Laura graduated from Stanford University with a B.A. in History in 1995. She holds a Masters of Fine Arts Degree from the University of Southern California’s School of Cinema-Television.
Among the films she made her first year at USC was Attitude, a short documentary about thirteen year-old musician and athlete Tyler Dumm, who is blind and disabled. Attitude captured, in a very honest way, Tyler’s energy, creativity, and personality — and serendipitously introduced Laura to the documentary genre. The film was honored later that year at the Santa Barbara Film Festival.
TAK FOR ALT: Survival of a Human Spirit, grew directly from her experiences with Attitude.
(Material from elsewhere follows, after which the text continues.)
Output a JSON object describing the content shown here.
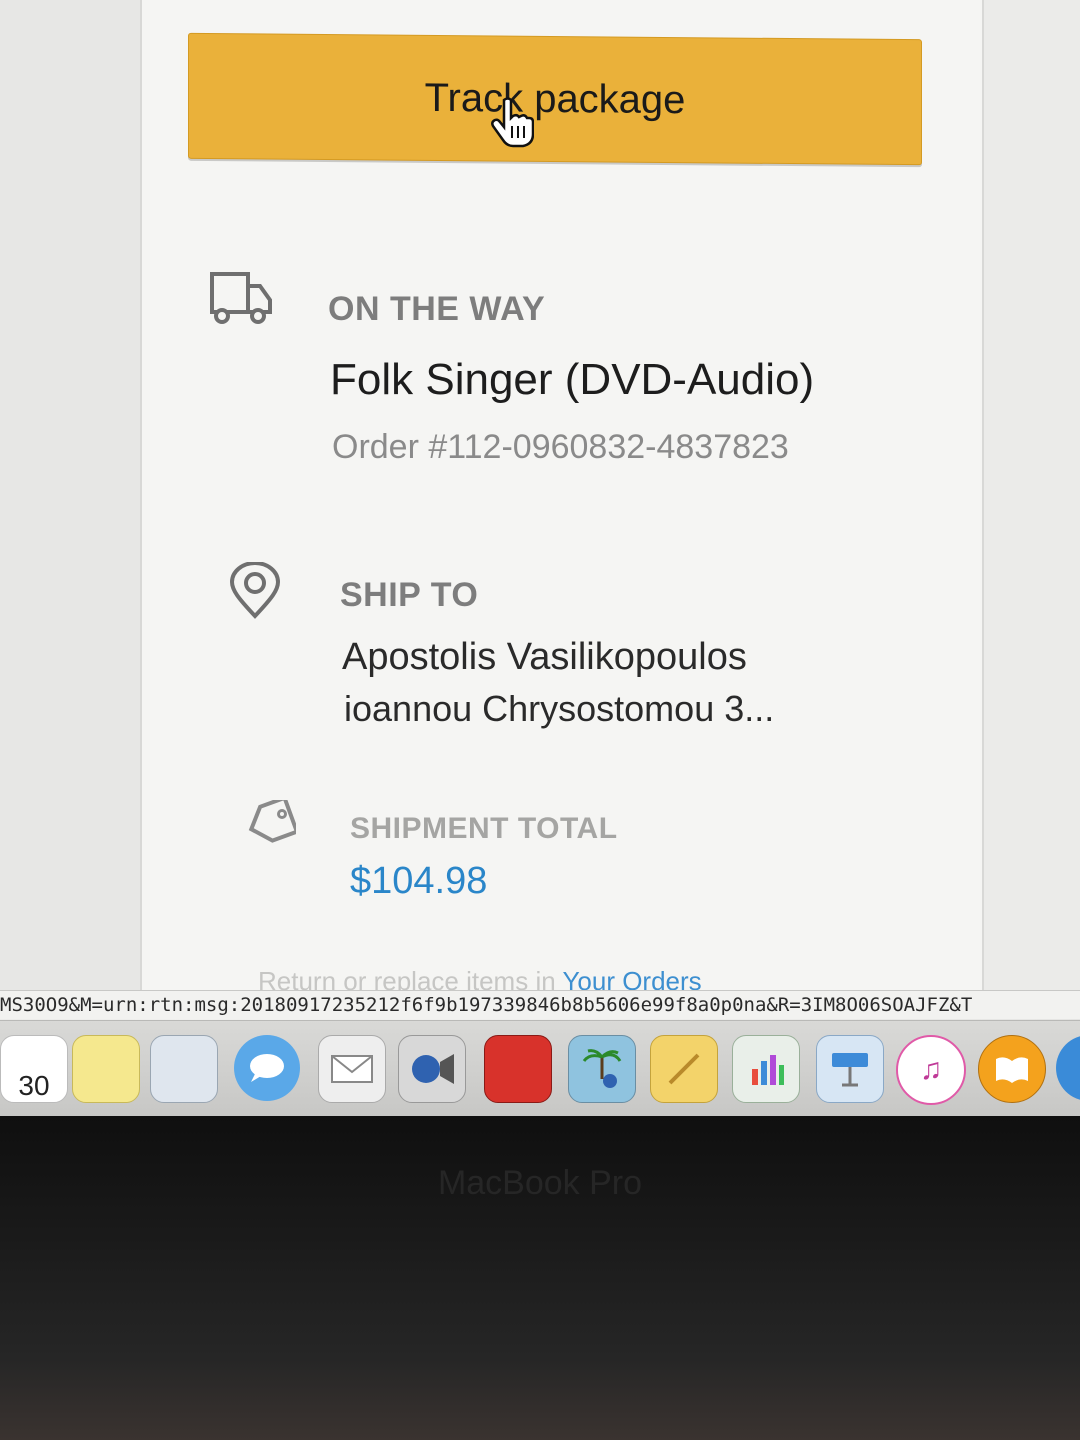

Laura, with her two colleagues from USC, Broderick Fox and Sarah Levy, took Holocaust Survivor Judy Meisel back to Europe to re-trace her steps during the war, from the Kovno ghetto through the Stutthof concentration camp to her ultimate liberation and recuperation in Denmark.
In 2001, Laura completed Daybreak Berlin, a narrative docu-drama based on the wartime memoirs of Ilse-Margret Vogel, a German artist and anti-nazi resister who worked in Berlin’s Underground movement. After obtaining the rights to Mrs. Vogel’s memoir, Laura interviewed her extensively, working with Vogel in the transition of her story from page to screen. The film has been screening in festivals across the country, and recently was awarded First Prize in the Kodak National Student Film Competition.
Through Sirena Films, Laura produces and directs documentaries. She is also working on a narrative feature, which she plans to direct in the near future.
Broderick spent several of his formative his early childhood years in Japan, exploring Tokyo’s streets and taking photographs, later writing short stories inspired by the images.
As an undergraduate, Broderick attended Harvard University, where he studied an eclectic mix of marine biology, creative writing, painting, and documentary filmmaking.
Broderick received his MFA in production from the University of Southern California’s School of Cinema-Television, where he focused on screenwriting, directing, and editing. It was here where his original script love, death, & cars was selected as one of four graduate projects to be produced at USC in the fall of 1999.
Broderick is presently completing a Ph.D. in Critical Studies at USC, writing a dissertation investigating manifestations of, and potentials for, subjectivity and autobiography on film and video.
Integrating his film/videomaking and critical endeavors, Broderick’s production works of late have fittingly embraced the new amateur potentials of digital video and PC based digital editing--playing around with notions of “home movies” and seeking out new forms of audiovisual autobiography.
Broderick continues to work professionally as an editor on various documentary and narrative projects. He has also penned two feature scripts and continues to strike a balance between narrative and critical writing. A recent critical work of Broderick’s was published in the Summer 2001 issue of Film Quarterly.
A Silverlake, Los Angeles resident and artist, Broderick was in Berlin for four months last summer, working as assistant director and editor on German filmmaker (and boyfriend) Alexander Pfeuffer’s Frühstück? (Breakfast? 2002). Broderick is in pre-production on his next documentary project, Death and Dying for Dummies, a how-to guide to end-of-life decision making and other after-death considerations, intended to demystify and destigmatize discourse on death and dying. He is also at work on two new feature scripts, one of which, Migration, he hopes to direct as an independent feature within the next two years.
Sarah Levy is an award-winning cinematographer of documentary and narrative films. Her work has aired on PBS, VH1, A&E, CBS, the Sundance Channel, Showtime, and in festivals worldwide.
Sarah received her MFA from the USC School of Cinema-Television where she was awarded the Thomas B. Bush Memorial Scholarship for Excellence in Cinematography. In 2001, Sarah received the prestigious Arthur Miller Heritage Award from the American Society of Cinematographers (ASC) and the Kodak Emerging Filmmaker honor for her body of work from USC.
In 1998, Sarah co-directed and shot "Tak for Alt, Survivor of a Human Spirit," a documentary featured in the Academy of Motion Pictures Arts and Sciences Contemporary Documentary series for 2000 – "A survey of outstanding recent work in the documentary field." She is currently shooting a Roger Weisberg PBS documentary about foster kids aging out of the system and a series for VH1 about teenage plastic and reconstructive surgery.